10 years ago

Yes, I can see the value of that, but I still think it might lessen the impact in that the visitors take on the ‘running of the house’ for a while…they shoulder the practical burdens.
Still those who participated in this project obviously derived comfort from it and certainly doing it in a retreat is better than not doing it at all!

Jenny Uzzell
10 years ago

I have always thought that the Jewish custom of sitting Shiva was brilliant. Another example of the many ways in which Judaism seems to be able to seemlessly introduce religion and ritual into everday day life and cater for the psychological requirements of actual human beings. While I am sure that ‘sitting Shiva’ would be hugely benefical for many in a secualar context (there is of course, no one size fits all) I am a little puzzled about the idea of holding it away from the home of the bereaved as though it were a service such as might be… Read more »

gloria mundi
10 years ago

Well, nice try….maybe just ‘ritual’ will do. I appreciate that ritual and custom is prescriptive by cultural evolution (or divine instruction, as you please)but in this case, the family and the celebrant working together will prescribe the ritual – until such time that so many people say ‘hey, that’s a lovely way of doing it’ that it becomes widely adopted? And if we work to freshen and develop existing ritual elements (processesion, candles, pictures, group singing, group speaking in response to celebrant) rather than sitting down round a table to create “designer ritual” from scratch (eg “if I stand on… Read more »

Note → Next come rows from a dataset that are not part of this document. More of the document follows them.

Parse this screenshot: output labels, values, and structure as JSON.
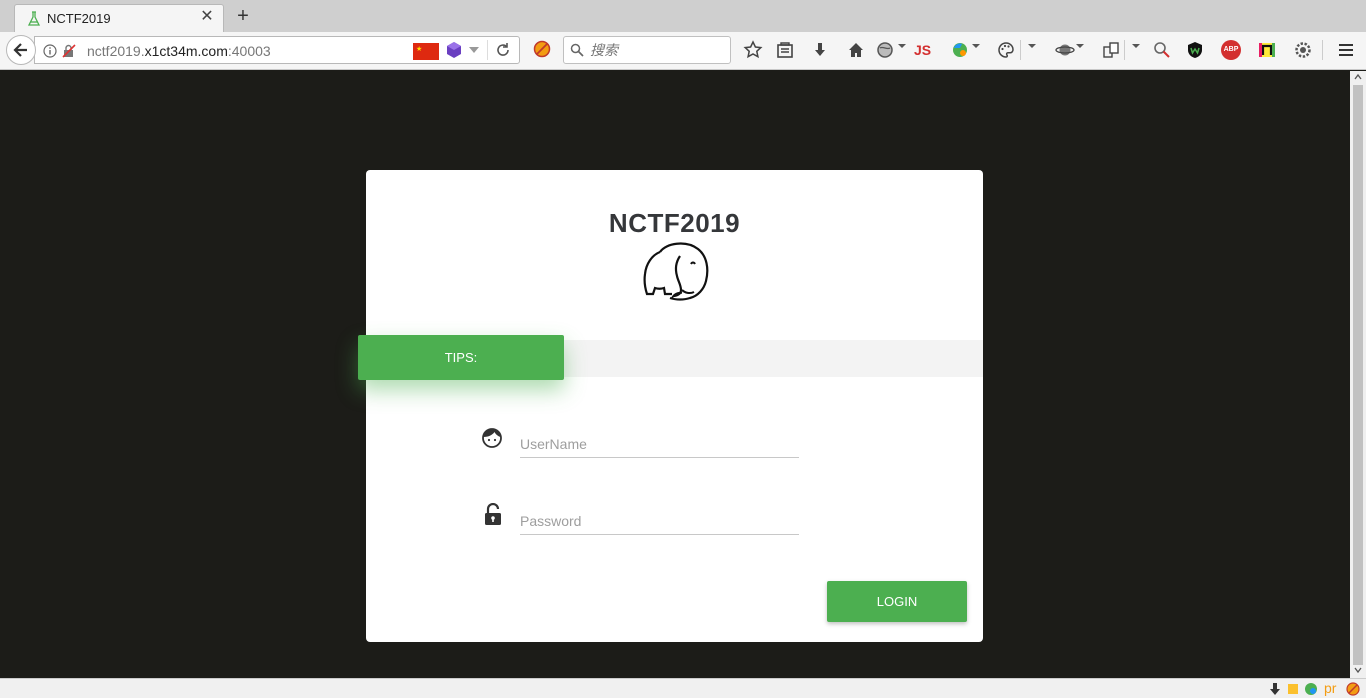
{
  "browser": {
    "tab_title": "NCTF2019",
    "url": {
      "prefix": "nctf2019.",
      "domain": "x1ct34m.com",
      "suffix": ":40003"
    },
    "search_placeholder": "搜索",
    "toolbar_js_label": "JS",
    "toolbar_abp_label": "ABP",
    "status_text": "pr"
  },
  "login_page": {
    "brand": "NCTF2019",
    "tips_label": "TIPS:",
    "username_placeholder": "UserName",
    "password_placeholder": "Password",
    "login_label": "LOGIN"
  },
  "colors": {
    "accent_green": "#4caf50",
    "page_background": "#1c1c18",
    "brand_text": "#35373a"
  }
}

gloria mundi
10 years ago

What a valuable final paragraph. Efforts to “freshen” established rituals could indeed be the way forward. And I guess that’s what many of us are trying to do with the classic British 25 minute crematorium funeral. (Step 1 – book a double slot, if funds allow. Step 2 – fill the time with a variety of good ideas, as did the family I visited today.)

Surely what many of us want is “a nondenominational, one-size-doesn’t-fit-all tradition that can be tinkered to fit countless situations.”